● Data about app and page elements:
---------------

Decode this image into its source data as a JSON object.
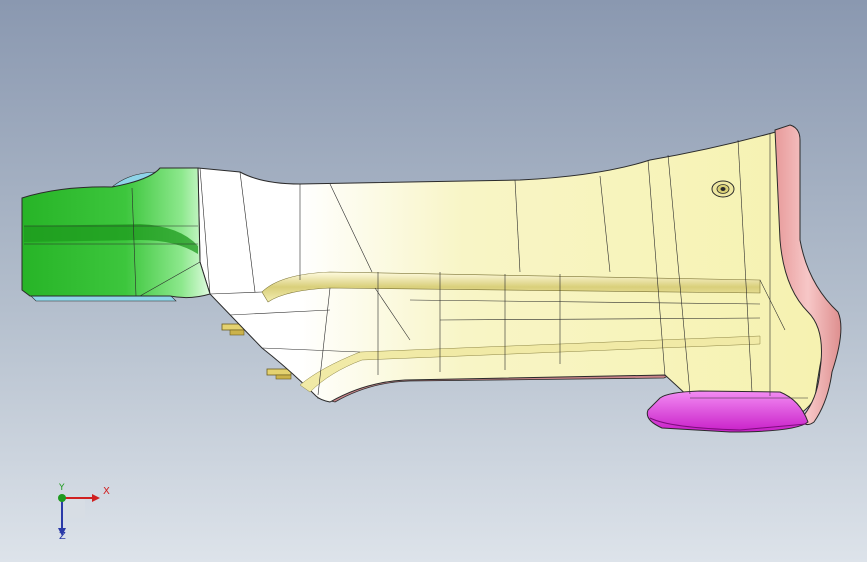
{
  "viewport": {
    "background_top": "#8a98b0",
    "background_bottom": "#dde3ea"
  },
  "model": {
    "faces": {
      "main_body": "#f6f3b4",
      "nose_cap": "#33c433",
      "flange_trim": "#eeaaaa",
      "bottom_rail": "#c9858a",
      "end_pad": "#de30de",
      "lower_blue": "#8ed4e8",
      "clip_tabs": "#e4d270",
      "edge_lines": "#2b2b2b"
    }
  },
  "triad": {
    "x_label": "X",
    "y_label": "Y",
    "z_label": "Z",
    "x_color": "#d02020",
    "y_color": "#1f9a1f",
    "z_color": "#2a3aa8"
  }
}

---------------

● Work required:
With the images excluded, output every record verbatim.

● Result:
Decode this image into its source data as a JSON object.
{
  "viewport": {
    "background_top": "#8a98b0",
    "background_bottom": "#dde3ea"
  },
  "model": {
    "faces": {
      "main_body": "#f6f3b4",
      "nose_cap": "#33c433",
      "flange_trim": "#eeaaaa",
      "bottom_rail": "#c9858a",
      "end_pad": "#de30de",
      "lower_blue": "#8ed4e8",
      "clip_tabs": "#e4d270",
      "edge_lines": "#2b2b2b"
    }
  },
  "triad": {
    "x_label": "X",
    "y_label": "Y",
    "z_label": "Z",
    "x_color": "#d02020",
    "y_color": "#1f9a1f",
    "z_color": "#2a3aa8"
  }
}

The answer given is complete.